Story by Reuben Lehr
Utah is infamous for being the home to the conservative Mormon religion, however the capital city, Salt Lake, is liberal in comparison. Listed number five on Forbes’ list of fastest growing cities, Salt Lake is constantly expanding. With LDS culture right at the heart, and their belief that sex and marriage should only occur between a man and a woman, it may come as a surprise that Salt Lake has the seventh largest LGBT community. This poses the question as to whether a state with a conservative base can fortify growth within a community that is not supported by the Mormon Church, such as the LGBT community.
To dive further into this inquiry I decided to ask the opinion of members within the LGBT community to see their feelings towards the issue. I started with Andrew Edward Moncrief, a Canadian artist, who had a short spell in practicing his art in Salt Lake. Before coming to Utah, Moncrief’s knowledge of Utah’s culture was very limited, adding an interesting opinion on the matter. In an interview with Daily Extra, a Canadian magazine, he describes his familiarity with Utah, saying, “I didn’t even know where Utah was on a map before the first time I came here.” Moncreif used his time in Utah to focus on his art and had a successful show at the Utah Contemporary Museum of Arts called “A Strange Feeling.” The exhibit featured images of nude male wrestlers, describing it as an unraveling of “dichotomies of violence and intimacy, stoicism and submission, tolerance and taboo.” The content of the exhibit is something that not every artist would have the guts to tackle, especially not in Utah.

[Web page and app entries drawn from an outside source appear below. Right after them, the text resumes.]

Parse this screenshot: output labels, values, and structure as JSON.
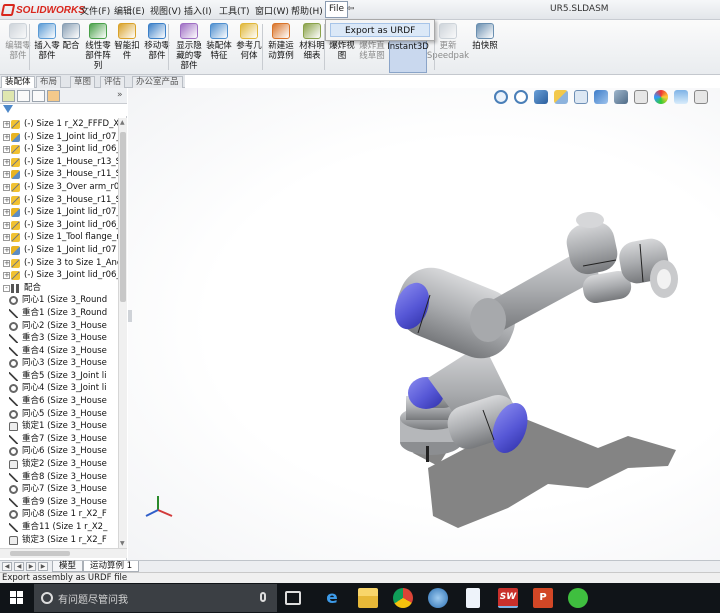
{
  "app": {
    "brand": "SOLIDWORKS",
    "document_title": "UR5.SLDASM"
  },
  "menus": [
    "文件(F)",
    "编辑(E)",
    "视图(V)",
    "插入(I)",
    "工具(T)",
    "窗口(W)",
    "帮助(H)",
    "File"
  ],
  "active_menu": "File",
  "dropdown": {
    "item": "Export as URDF"
  },
  "toolbar": [
    {
      "label": "编辑零\n部件",
      "icon": "edit-component-icon",
      "dim": true
    },
    {
      "label": "插入零\n部件",
      "icon": "insert-component-icon"
    },
    {
      "label": "配合",
      "icon": "mate-icon"
    },
    {
      "label": "线性零\n部件阵\n列",
      "icon": "linear-pattern-icon"
    },
    {
      "label": "智能扣\n件",
      "icon": "smart-fastener-icon"
    },
    {
      "label": "移动零\n部件",
      "icon": "move-component-icon"
    },
    {
      "label": "显示隐\n藏的零\n部件",
      "icon": "show-hidden-icon"
    },
    {
      "label": "装配体\n特征",
      "icon": "assembly-feature-icon"
    },
    {
      "label": "参考几\n何体",
      "icon": "reference-geometry-icon"
    },
    {
      "label": "新建运\n动算例",
      "icon": "new-motion-study-icon"
    },
    {
      "label": "材料明\n细表",
      "icon": "bom-icon"
    },
    {
      "label": "爆炸视\n图",
      "icon": "exploded-view-icon"
    },
    {
      "label": "爆炸直\n线草图",
      "icon": "explode-line-sketch-icon",
      "dim": true
    },
    {
      "label": "Instant3D",
      "icon": "instant3d-icon",
      "pressed": true
    },
    {
      "label": "更新\nSpeedpak",
      "icon": "speedpak-icon",
      "dim": true
    },
    {
      "label": "拍快照",
      "icon": "snapshot-icon"
    }
  ],
  "command_tabs": [
    "装配体",
    "布局",
    "草图",
    "评估",
    "办公室产品"
  ],
  "active_command_tab": "装配体",
  "feature_tree": [
    {
      "text": "(-) Size 1 r_X2_FFFD_XC",
      "kind": "part",
      "expander": "+"
    },
    {
      "text": "(-) Size 1_Joint lid_r07_",
      "kind": "part",
      "expander": "+"
    },
    {
      "text": "(-) Size 3_Joint lid_r06_",
      "kind": "part",
      "expander": "+"
    },
    {
      "text": "(-) Size 1_House_r13_S",
      "kind": "part",
      "expander": "+"
    },
    {
      "text": "(-) Size 3_House_r11_S",
      "kind": "part",
      "expander": "+"
    },
    {
      "text": "(-) Size 3_Over arm_r0",
      "kind": "part",
      "expander": "+"
    },
    {
      "text": "(-) Size 3_House_r11_S",
      "kind": "part",
      "expander": "+"
    },
    {
      "text": "(-) Size 1_Joint lid_r07_",
      "kind": "part",
      "expander": "+"
    },
    {
      "text": "(-) Size 3_Joint lid_r06_",
      "kind": "part",
      "expander": "+"
    },
    {
      "text": "(-) Size 1_Tool flange_r",
      "kind": "part",
      "expander": "+"
    },
    {
      "text": "(-) Size 1_Joint lid_r07",
      "kind": "part",
      "expander": "+"
    },
    {
      "text": "(-) Size 3 to Size 1_Anc",
      "kind": "part",
      "expander": "+"
    },
    {
      "text": "(-) Size 3_Joint lid_r06_",
      "kind": "part",
      "expander": "+"
    },
    {
      "text": "配合",
      "kind": "mates",
      "expander": "-"
    },
    {
      "text": "同心1 (Size 3_Round",
      "kind": "conc"
    },
    {
      "text": "重合1 (Size 3_Round",
      "kind": "coin"
    },
    {
      "text": "同心2 (Size 3_House",
      "kind": "conc"
    },
    {
      "text": "重合3 (Size 3_House",
      "kind": "coin"
    },
    {
      "text": "重合4 (Size 3_House",
      "kind": "coin"
    },
    {
      "text": "同心3 (Size 3_House",
      "kind": "conc"
    },
    {
      "text": "重合5 (Size 3_Joint li",
      "kind": "coin"
    },
    {
      "text": "同心4 (Size 3_Joint li",
      "kind": "conc"
    },
    {
      "text": "重合6 (Size 3_House",
      "kind": "coin"
    },
    {
      "text": "同心5 (Size 3_House",
      "kind": "conc"
    },
    {
      "text": "锁定1 (Size 3_House",
      "kind": "lock"
    },
    {
      "text": "重合7 (Size 3_House",
      "kind": "coin"
    },
    {
      "text": "同心6 (Size 3_House",
      "kind": "conc"
    },
    {
      "text": "锁定2 (Size 3_House",
      "kind": "lock"
    },
    {
      "text": "重合8 (Size 3_House",
      "kind": "coin"
    },
    {
      "text": "同心7 (Size 3_House",
      "kind": "conc"
    },
    {
      "text": "重合9 (Size 3_House",
      "kind": "coin"
    },
    {
      "text": "同心8 (Size 1 r_X2_F",
      "kind": "conc"
    },
    {
      "text": "重合11 (Size 1 r_X2_",
      "kind": "coin"
    },
    {
      "text": "锁定3 (Size 1 r_X2_F",
      "kind": "lock"
    }
  ],
  "bottom_tabs": [
    "模型",
    "运动算例 1"
  ],
  "active_bottom_tab": "运动算例 1",
  "status_bar": "Export assembly as URDF file",
  "taskbar": {
    "search_placeholder": "有问题尽管问我"
  },
  "colors": {
    "robot_body": "#a9abae",
    "robot_cap": "#5657d6",
    "accent": "#d9261c",
    "selection": "#dbe8f7"
  }
}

The success of “A Strange Feeling” demonstrates that even in a largely Mormon culture, art based on opposing views can still thrive.
To further the question, I asked Andy Simmonds, aka @heyrooney, for his insights. Simmonds is an illustrator, business owner and popular Instagram persona who energetically describes himself as “loudly gay.” In fact, his business is oriented towards the LGBT community, adding an interesting take on his opinions regarding the changing Salt Lake area. In an interview with Out Magazine, Simmonds describes his frustrations he struggled with growing up in the LDS religion, saying, “Mormonism is a very rigid belief system and an even stricter culture.” For Simmonds, his work has thrived off the culture he previously struggled with. His art is what led to the creation of his business, selling his illustrations on various products like t-shirts, posters and other various items. He describes his work and his merchandise as pieces that “challenge core ideas in the community.” Simmonds ability to explore his art and grow a successful business in Salt Lake’s culture demonstrates that, although, the beliefs of the Mormon Church are prevalent, they don’t have to hinder someone if they are willing to work.
Perhaps the most influential evidence of Salt Lake’s changing culture is the election of Jackie Biskupski, Salt Lake’s first openly gay mayor. In fact, Biskupski said, that her victory “is not just about making history, it is about people. It is about effecting change.” Just weeks after Biskupski was elected I had the pleasure of sitting next to her and her fiancé at the Market Street Bar, congratulating her on her victory, we shared a laugh or two and then carried on with our dinners. At the time, I remember thinking, “What an exciting time this is for the city.” However, shortly after her election the Church upset the LGBT community with its new policies that exclude children living with same-sex couples from having baby-naming ceremonies and baptisms. Furthermore, they stated people in a “same-gender marriage” were subject to excommunication. Although the Church, and not the state made these policies, they still reflected a strong attitude within the Salt Lake community. Biskupski’s election was undoubtedly a huge step for Salt Lake, however the prevalence of conservative opinions reinforces the question at hand.
Factoring in the success of a controversial art exhibit by Andrew Moncrief, the creation of a popular pro-gay company by Andy Simmonds and the election of the first openly gay mayor, Jackie Biskupski, it would seem that Salt Lake is becoming highly progressive.
However, at the same time both Moncrief’s and Simmonds success is fueled by the controversial attitudes towards the LGBT community. And curiously enough, Moncrief no longer lives in Salt Lake, although, it is unsure as to why he came here in the first place or why he left, one could speculate his leaving as a sign of disagreement with the culture. Additionally, the same month Mayor Biskupski was celebrating her victory the Church, whose headquarters reside in Mayor Biskrupski’s city, was releasing new anti-gay policies.
Ultimately, I do believe that we are all witnessing a slow change of Salt Lake’s culture, one that is painful for many. As someone who would like to proudly say that I was born and raised in Salt Lake, I am hopeful for the future, however Salt Lake has a long way to go.